Data about app and page elements:
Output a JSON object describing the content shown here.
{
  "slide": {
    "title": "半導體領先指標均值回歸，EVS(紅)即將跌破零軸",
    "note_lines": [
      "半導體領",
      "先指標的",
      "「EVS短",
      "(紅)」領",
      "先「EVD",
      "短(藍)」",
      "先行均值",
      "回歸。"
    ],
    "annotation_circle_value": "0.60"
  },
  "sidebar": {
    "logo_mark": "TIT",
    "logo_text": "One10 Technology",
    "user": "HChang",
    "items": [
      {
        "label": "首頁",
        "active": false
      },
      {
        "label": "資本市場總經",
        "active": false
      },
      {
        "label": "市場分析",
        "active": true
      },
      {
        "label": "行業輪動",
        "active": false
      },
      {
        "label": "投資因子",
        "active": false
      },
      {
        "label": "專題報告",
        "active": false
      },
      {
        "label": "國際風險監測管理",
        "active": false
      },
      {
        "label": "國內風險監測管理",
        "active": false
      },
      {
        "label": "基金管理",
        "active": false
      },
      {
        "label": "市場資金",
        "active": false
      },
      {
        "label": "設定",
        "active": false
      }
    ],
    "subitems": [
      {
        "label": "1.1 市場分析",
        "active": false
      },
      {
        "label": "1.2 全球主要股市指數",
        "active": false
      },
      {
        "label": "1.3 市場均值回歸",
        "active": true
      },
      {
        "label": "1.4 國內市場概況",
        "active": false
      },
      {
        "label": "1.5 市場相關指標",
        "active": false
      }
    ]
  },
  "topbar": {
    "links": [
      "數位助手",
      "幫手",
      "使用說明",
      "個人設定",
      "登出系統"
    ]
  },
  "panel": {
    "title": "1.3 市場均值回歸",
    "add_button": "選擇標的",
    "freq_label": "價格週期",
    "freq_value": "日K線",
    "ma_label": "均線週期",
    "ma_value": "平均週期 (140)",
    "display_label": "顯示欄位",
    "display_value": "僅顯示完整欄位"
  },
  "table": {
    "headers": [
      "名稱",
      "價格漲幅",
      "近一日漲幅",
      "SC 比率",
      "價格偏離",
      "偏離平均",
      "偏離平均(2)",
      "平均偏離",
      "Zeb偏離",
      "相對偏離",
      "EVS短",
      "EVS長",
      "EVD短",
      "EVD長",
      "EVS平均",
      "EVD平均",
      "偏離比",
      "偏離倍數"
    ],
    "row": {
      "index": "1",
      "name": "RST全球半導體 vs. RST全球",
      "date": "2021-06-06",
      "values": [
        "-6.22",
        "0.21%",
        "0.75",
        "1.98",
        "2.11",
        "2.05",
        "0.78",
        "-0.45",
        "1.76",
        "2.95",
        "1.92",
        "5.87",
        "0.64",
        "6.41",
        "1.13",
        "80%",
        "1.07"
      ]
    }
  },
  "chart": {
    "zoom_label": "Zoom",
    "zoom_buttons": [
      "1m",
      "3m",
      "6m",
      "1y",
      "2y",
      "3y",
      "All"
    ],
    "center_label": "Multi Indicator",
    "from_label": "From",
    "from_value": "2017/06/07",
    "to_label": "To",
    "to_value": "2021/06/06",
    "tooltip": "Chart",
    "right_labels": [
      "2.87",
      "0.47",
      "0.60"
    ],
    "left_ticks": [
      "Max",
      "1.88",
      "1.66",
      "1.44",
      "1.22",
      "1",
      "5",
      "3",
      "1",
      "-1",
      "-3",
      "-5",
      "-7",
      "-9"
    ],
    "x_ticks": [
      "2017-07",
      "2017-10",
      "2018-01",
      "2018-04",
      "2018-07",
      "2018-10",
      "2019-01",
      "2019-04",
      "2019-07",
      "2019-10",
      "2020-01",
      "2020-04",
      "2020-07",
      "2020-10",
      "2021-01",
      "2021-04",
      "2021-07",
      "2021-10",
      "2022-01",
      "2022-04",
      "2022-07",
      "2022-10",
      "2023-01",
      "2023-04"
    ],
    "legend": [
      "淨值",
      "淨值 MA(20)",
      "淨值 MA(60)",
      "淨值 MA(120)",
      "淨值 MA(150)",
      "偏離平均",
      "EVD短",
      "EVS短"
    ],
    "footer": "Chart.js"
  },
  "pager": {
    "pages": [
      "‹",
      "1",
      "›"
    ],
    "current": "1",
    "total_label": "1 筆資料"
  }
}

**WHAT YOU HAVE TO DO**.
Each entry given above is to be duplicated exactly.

**OUTPUT OF THE EXERCISE**.
Output a JSON object describing the content shown here.
{
  "slide": {
    "title": "半導體領先指標均值回歸，EVS(紅)即將跌破零軸",
    "note_lines": [
      "半導體領",
      "先指標的",
      "「EVS短",
      "(紅)」領",
      "先「EVD",
      "短(藍)」",
      "先行均值",
      "回歸。"
    ],
    "annotation_circle_value": "0.60"
  },
  "sidebar": {
    "logo_mark": "TIT",
    "logo_text": "One10 Technology",
    "user": "HChang",
    "items": [
      {
        "label": "首頁",
        "active": false
      },
      {
        "label": "資本市場總經",
        "active": false
      },
      {
        "label": "市場分析",
        "active": true
      },
      {
        "label": "行業輪動",
        "active": false
      },
      {
        "label": "投資因子",
        "active": false
      },
      {
        "label": "專題報告",
        "active": false
      },
      {
        "label": "國際風險監測管理",
        "active": false
      },
      {
        "label": "國內風險監測管理",
        "active": false
      },
      {
        "label": "基金管理",
        "active": false
      },
      {
        "label": "市場資金",
        "active": false
      },
      {
        "label": "設定",
        "active": false
      }
    ],
    "subitems": [
      {
        "label": "1.1 市場分析",
        "active": false
      },
      {
        "label": "1.2 全球主要股市指數",
        "active": false
      },
      {
        "label": "1.3 市場均值回歸",
        "active": true
      },
      {
        "label": "1.4 國內市場概況",
        "active": false
      },
      {
        "label": "1.5 市場相關指標",
        "active": false
      }
    ]
  },
  "topbar": {
    "links": [
      "數位助手",
      "幫手",
      "使用說明",
      "個人設定",
      "登出系統"
    ]
  },
  "panel": {
    "title": "1.3 市場均值回歸",
    "add_button": "選擇標的",
    "freq_label": "價格週期",
    "freq_value": "日K線",
    "ma_label": "均線週期",
    "ma_value": "平均週期 (140)",
    "display_label": "顯示欄位",
    "display_value": "僅顯示完整欄位"
  },
  "table": {
    "headers": [
      "名稱",
      "價格漲幅",
      "近一日漲幅",
      "SC 比率",
      "價格偏離",
      "偏離平均",
      "偏離平均(2)",
      "平均偏離",
      "Zeb偏離",
      "相對偏離",
      "EVS短",
      "EVS長",
      "EVD短",
      "EVD長",
      "EVS平均",
      "EVD平均",
      "偏離比",
      "偏離倍數"
    ],
    "row": {
      "index": "1",
      "name": "RST全球半導體 vs. RST全球",
      "date": "2021-06-06",
      "values": [
        "-6.22",
        "0.21%",
        "0.75",
        "1.98",
        "2.11",
        "2.05",
        "0.78",
        "-0.45",
        "1.76",
        "2.95",
        "1.92",
        "5.87",
        "0.64",
        "6.41",
        "1.13",
        "80%",
        "1.07"
      ]
    }
  },
  "chart": {
    "zoom_label": "Zoom",
    "zoom_buttons": [
      "1m",
      "3m",
      "6m",
      "1y",
      "2y",
      "3y",
      "All"
    ],
    "center_label": "Multi Indicator",
    "from_label": "From",
    "from_value": "2017/06/07",
    "to_label": "To",
    "to_value": "2021/06/06",
    "tooltip": "Chart",
    "right_labels": [
      "2.87",
      "0.47",
      "0.60"
    ],
    "left_ticks": [
      "Max",
      "1.88",
      "1.66",
      "1.44",
      "1.22",
      "1",
      "5",
      "3",
      "1",
      "-1",
      "-3",
      "-5",
      "-7",
      "-9"
    ],
    "x_ticks": [
      "2017-07",
      "2017-10",
      "2018-01",
      "2018-04",
      "2018-07",
      "2018-10",
      "2019-01",
      "2019-04",
      "2019-07",
      "2019-10",
      "2020-01",
      "2020-04",
      "2020-07",
      "2020-10",
      "2021-01",
      "2021-04",
      "2021-07",
      "2021-10",
      "2022-01",
      "2022-04",
      "2022-07",
      "2022-10",
      "2023-01",
      "2023-04"
    ],
    "legend": [
      "淨值",
      "淨值 MA(20)",
      "淨值 MA(60)",
      "淨值 MA(120)",
      "淨值 MA(150)",
      "偏離平均",
      "EVD短",
      "EVS短"
    ],
    "footer": "Chart.js"
  },
  "pager": {
    "pages": [
      "‹",
      "1",
      "›"
    ],
    "current": "1",
    "total_label": "1 筆資料"
  }
}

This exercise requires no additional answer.